TASK BRIEF
Your task is to find every line of the listing that includes "type" and copy it.

SOURCE DATA

Segment Open

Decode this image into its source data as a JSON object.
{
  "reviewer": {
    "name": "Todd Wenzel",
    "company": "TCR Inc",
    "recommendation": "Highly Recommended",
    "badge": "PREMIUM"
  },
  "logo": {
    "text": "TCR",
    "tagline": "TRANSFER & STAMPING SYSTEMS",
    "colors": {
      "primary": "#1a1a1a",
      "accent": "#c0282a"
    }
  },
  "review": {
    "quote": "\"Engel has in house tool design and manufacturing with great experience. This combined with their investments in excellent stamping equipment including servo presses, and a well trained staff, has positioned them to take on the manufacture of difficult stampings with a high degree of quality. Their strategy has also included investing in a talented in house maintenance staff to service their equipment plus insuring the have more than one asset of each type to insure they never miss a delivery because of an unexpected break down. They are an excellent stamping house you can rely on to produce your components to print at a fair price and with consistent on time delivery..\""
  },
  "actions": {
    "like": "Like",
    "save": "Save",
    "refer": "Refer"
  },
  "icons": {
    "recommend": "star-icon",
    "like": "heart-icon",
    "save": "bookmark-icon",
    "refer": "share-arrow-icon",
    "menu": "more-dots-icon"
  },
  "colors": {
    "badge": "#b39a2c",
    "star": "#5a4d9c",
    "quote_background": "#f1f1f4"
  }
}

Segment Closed
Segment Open

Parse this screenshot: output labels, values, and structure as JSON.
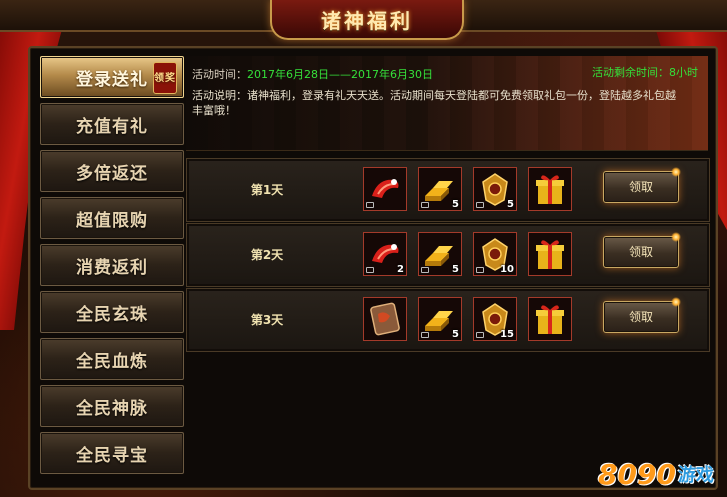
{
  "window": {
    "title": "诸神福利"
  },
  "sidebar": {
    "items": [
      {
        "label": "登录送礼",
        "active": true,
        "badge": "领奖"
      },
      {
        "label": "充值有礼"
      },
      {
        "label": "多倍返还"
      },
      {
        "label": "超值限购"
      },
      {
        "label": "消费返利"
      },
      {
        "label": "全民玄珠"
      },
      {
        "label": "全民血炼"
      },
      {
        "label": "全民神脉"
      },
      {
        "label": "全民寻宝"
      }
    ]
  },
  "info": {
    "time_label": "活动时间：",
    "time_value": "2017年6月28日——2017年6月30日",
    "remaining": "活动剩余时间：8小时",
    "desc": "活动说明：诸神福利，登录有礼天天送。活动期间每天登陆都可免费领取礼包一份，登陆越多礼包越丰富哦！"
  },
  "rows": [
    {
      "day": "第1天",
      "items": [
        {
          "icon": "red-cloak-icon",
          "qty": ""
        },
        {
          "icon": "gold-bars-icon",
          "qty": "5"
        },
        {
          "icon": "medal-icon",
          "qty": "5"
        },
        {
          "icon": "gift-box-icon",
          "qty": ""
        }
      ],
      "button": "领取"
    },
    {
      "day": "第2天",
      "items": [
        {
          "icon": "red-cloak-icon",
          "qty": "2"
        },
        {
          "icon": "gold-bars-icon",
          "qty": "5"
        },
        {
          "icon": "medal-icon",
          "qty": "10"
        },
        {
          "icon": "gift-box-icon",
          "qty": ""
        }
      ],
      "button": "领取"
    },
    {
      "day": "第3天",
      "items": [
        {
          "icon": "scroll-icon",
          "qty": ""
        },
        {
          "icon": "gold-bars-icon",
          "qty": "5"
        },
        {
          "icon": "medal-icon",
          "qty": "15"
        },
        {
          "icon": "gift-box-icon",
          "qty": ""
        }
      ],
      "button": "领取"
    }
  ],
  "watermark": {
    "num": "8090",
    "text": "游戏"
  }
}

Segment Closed
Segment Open

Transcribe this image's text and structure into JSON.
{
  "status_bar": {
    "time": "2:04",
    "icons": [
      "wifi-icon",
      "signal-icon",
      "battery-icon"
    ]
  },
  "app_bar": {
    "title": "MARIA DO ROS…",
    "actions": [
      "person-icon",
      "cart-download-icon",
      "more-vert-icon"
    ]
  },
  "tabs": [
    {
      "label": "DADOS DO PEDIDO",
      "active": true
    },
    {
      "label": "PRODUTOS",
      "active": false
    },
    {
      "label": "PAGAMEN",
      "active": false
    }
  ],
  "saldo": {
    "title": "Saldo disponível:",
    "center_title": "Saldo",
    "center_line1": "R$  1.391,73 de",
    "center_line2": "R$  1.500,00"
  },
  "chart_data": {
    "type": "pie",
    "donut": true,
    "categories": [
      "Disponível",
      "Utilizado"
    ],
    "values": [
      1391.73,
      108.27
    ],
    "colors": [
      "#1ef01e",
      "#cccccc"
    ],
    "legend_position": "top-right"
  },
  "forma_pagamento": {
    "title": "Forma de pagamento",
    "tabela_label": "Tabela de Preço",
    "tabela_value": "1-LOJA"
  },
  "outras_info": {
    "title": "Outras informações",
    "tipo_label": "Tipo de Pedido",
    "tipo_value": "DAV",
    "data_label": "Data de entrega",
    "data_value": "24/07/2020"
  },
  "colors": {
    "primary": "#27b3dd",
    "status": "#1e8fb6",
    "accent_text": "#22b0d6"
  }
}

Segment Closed

EXERCISE SOLUTION
    "quote": "\"Engel has in house tool design and manufacturing with great experience. This combined with their investments in excellent stamping equipment including servo presses, and a well trained staff, has positioned them to take on the manufacture of difficult stampings with a high degree of quality. Their strategy has also included investing in a talented in house maintenance staff to service their equipment plus insuring the have more than one asset of each type to insure they never miss a delivery because of an unexpected break down. They are an excellent stamping house you can rely on to produce your components to print at a fair price and with consistent on time delivery..\""
    "type": "pie",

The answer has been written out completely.